Camera Pendant Mounting Guide on Mar 07, 2019
It is often necessary to suspend a camera from a high open ceiling. This is commonplace in retail, warehouse, industrial sites, hangars, and other...
Installation Course January 2020 - Last Chance on Jan 16, 2020
Thursday, January 16th is your last chance to register for the Winter 2020 Video Surveillance Installation Course. This is a unique installation...
Outdoor Camera Installation Guide on Mar 25, 2019
Outdoor camera installation can be fraught with problems. Creating a sturdy and weather tight mount is key for camera performance and longevity,...
Pole Mount Camera Installation Guide on Apr 11, 2019
Poles are a popular but challenging choice for deploying surveillance cameras outdoors. Poles are indispensable for putting cameras at the right...
Riser vs Plenum Cabling Explained on Apr 18, 2019
You could be spending twice as much for cable as you need. The difference between 'plenum' rated cable and 'riser' rated cable is subtle, but the...
Lasers Impact on Surveillance Cameras Tested on Sep 25, 2019
Hong Kong protests have brought global attention to video surveillance and the ongoing attempts of protesters to disable or undermine those cameras...
Camera Cable Whip Guide on Oct 02, 2019
Cable whips are one of integrator's least favorite camera features but seem to be unavoidable, now commonplace on dome, turret, and bullet cameras...
Covert Elevator Face Recognition on Oct 24, 2019
Covert elevator facial recognition has the potential to solve the cost and complexity of elevator surveillance while engendering immense privacy...
Horizontal Cabling for Video Surveillance Guide on Jan 03, 2020
There are a few options when it comes to professionally installing horizontal cabling for video surveillance networks. The three options examined...

Most Recent Industry Reports

Hazardous & Explosion Proof Access Control Tutorial on Feb 27, 2020
Controlling access to hazardous environments requires equipment meeting specific ratings that certify they will not start fires or will not...
Motorola / Avigilon Drops ISC West on Feb 26, 2020
Motorola Solutions has pulled out of ISC West 2020 effective immediately, because of coronavirus concerns, IPVM has learned. This is done amidst...
Cancel or Not? Industry Split Over ISC West on Feb 26, 2020
The industry is split, polarized, over whether ISC West 2020 should run or be canceled. New IPVM survey results of 400+ respondents show heated...
Coronavirus Hits Sony, Bosch Says Switch on Feb 26, 2020
Sony's fall in video surveillance has been severe over the past decade. Now, they may be done. In this note, we examine Bosch's new...
Video Surveillance Cameras 101 on Feb 25, 2020
Cameras come in many shapes, sizes and specifications. This 101 examines the basics of cameras and features used in 2020. In this report, we...
Favorite Video Analytic Manufacturers 2020 on Feb 25, 2020
Video analytics is now as hot as ever, driven by the excitement of advancing deep learning offers.
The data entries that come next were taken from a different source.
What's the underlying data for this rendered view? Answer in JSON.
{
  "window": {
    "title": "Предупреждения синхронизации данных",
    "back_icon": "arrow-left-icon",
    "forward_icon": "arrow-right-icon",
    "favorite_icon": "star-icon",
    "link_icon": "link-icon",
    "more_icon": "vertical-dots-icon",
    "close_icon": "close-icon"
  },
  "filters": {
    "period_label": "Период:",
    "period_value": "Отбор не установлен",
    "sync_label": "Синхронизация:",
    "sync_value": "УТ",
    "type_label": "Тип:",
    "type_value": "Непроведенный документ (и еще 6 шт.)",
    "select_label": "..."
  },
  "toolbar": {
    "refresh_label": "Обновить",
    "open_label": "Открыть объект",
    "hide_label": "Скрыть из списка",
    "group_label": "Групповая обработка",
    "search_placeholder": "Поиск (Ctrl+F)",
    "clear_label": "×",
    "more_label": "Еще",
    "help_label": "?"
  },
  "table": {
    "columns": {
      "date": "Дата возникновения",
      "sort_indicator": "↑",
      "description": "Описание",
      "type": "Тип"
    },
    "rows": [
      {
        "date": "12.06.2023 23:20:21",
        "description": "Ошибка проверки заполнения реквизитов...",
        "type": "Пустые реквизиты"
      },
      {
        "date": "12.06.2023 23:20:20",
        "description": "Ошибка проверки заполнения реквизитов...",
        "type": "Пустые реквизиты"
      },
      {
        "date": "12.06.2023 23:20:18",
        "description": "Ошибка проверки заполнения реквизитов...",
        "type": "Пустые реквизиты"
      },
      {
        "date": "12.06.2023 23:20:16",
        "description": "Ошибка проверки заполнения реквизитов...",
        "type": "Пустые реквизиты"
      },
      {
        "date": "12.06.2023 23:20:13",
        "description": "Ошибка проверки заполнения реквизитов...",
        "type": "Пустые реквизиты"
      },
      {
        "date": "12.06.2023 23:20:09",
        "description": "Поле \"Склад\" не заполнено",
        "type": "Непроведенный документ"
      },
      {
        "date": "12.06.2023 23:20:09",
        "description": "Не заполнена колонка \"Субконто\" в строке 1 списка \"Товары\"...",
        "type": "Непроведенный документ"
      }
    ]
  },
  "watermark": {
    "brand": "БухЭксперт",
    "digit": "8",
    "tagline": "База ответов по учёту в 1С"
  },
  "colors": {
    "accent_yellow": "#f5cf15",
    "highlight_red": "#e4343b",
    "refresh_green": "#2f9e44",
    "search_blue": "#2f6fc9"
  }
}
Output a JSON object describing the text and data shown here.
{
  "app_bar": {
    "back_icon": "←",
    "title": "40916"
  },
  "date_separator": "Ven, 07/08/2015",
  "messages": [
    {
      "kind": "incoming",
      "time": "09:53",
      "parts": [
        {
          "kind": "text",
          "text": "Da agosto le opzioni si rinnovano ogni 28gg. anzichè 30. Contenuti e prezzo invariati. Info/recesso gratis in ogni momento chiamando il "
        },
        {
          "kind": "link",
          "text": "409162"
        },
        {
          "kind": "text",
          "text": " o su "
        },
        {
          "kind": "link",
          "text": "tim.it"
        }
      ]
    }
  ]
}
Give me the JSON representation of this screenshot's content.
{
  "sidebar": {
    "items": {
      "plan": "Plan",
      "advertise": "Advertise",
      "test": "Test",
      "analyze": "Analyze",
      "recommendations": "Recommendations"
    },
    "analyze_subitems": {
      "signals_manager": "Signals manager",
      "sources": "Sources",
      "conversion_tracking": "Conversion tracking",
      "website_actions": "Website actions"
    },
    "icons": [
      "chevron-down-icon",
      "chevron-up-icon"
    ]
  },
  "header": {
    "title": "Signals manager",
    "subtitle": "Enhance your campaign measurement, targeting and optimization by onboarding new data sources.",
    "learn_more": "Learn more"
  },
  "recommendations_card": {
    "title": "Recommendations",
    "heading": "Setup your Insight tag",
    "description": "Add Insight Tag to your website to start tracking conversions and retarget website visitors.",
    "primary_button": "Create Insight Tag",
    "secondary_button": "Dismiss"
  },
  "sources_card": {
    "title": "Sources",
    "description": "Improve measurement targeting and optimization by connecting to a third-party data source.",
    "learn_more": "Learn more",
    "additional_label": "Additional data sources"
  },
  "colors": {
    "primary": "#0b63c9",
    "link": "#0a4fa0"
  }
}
But what are actually integrator's...
Latest London Police Facial Recognition Suffers Serious Issues on Feb 24, 2020
On February 20, IPVM visited another live face rec deployment by London police, but this time the system was thwarted by technical problems and...
Masks Cause Major Facial Recognition Problems on Feb 24, 2020
Coronavirus is spurring an increase in the use of medical masks, which new IPVM test results show cause major problems for facial recognition...
Every VMS Will Become a VSaaS on Feb 21, 2020
VMS is ending. Soon every VMS will be a VSaaS. Competitive dynamics will be redrawn. What does this mean? VMS Historically...
Video Surveillance 101 Course - Last Chance on Feb 20, 2020
This is the last chance to join IPVM's first Video Surveillance 101 course, designed to help those new to the industry to quickly understand the...